--- Task objective ---
Report how many lines of the listing include the word "مدیریت"; nothing else should be written.

--- Exercise data ---

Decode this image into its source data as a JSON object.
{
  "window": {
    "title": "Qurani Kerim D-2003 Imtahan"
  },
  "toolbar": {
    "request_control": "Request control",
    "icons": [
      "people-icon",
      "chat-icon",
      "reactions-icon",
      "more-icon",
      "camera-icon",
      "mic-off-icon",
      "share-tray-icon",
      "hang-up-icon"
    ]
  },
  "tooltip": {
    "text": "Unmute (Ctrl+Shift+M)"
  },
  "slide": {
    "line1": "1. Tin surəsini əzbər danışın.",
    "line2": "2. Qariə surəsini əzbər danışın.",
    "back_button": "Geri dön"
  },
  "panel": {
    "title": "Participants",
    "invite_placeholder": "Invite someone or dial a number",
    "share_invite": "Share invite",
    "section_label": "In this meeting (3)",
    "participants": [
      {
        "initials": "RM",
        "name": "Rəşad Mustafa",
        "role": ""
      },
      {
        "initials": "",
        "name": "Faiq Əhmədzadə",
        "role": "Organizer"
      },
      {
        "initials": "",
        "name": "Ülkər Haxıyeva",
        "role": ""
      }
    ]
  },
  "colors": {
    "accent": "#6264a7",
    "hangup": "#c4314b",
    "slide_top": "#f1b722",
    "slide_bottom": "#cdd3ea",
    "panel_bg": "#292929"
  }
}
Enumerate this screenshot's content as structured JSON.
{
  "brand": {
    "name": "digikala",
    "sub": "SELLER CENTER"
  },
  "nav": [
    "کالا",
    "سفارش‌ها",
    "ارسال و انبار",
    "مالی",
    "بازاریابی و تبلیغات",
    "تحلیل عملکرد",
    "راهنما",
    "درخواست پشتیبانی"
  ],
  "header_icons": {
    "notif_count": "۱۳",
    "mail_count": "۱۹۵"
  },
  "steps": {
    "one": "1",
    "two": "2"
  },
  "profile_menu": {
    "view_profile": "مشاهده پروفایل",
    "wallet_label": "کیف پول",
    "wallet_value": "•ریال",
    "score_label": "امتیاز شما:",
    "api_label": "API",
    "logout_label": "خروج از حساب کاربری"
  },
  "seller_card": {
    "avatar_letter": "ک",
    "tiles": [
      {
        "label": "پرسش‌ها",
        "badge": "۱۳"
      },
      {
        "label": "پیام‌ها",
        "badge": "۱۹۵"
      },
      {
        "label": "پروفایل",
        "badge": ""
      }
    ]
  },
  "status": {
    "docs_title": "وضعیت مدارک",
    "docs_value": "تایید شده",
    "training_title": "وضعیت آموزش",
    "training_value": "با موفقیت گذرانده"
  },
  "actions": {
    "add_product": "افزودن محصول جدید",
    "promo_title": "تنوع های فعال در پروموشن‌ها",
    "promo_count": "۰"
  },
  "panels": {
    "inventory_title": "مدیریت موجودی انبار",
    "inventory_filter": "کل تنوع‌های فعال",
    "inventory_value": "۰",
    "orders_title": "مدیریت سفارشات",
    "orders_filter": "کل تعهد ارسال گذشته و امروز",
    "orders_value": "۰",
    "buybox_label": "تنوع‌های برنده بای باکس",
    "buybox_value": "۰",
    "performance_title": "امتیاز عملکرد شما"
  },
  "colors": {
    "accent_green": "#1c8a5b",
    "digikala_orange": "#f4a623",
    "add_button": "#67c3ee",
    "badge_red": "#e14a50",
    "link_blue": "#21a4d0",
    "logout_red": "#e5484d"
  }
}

--- Solution to this exercise ---
2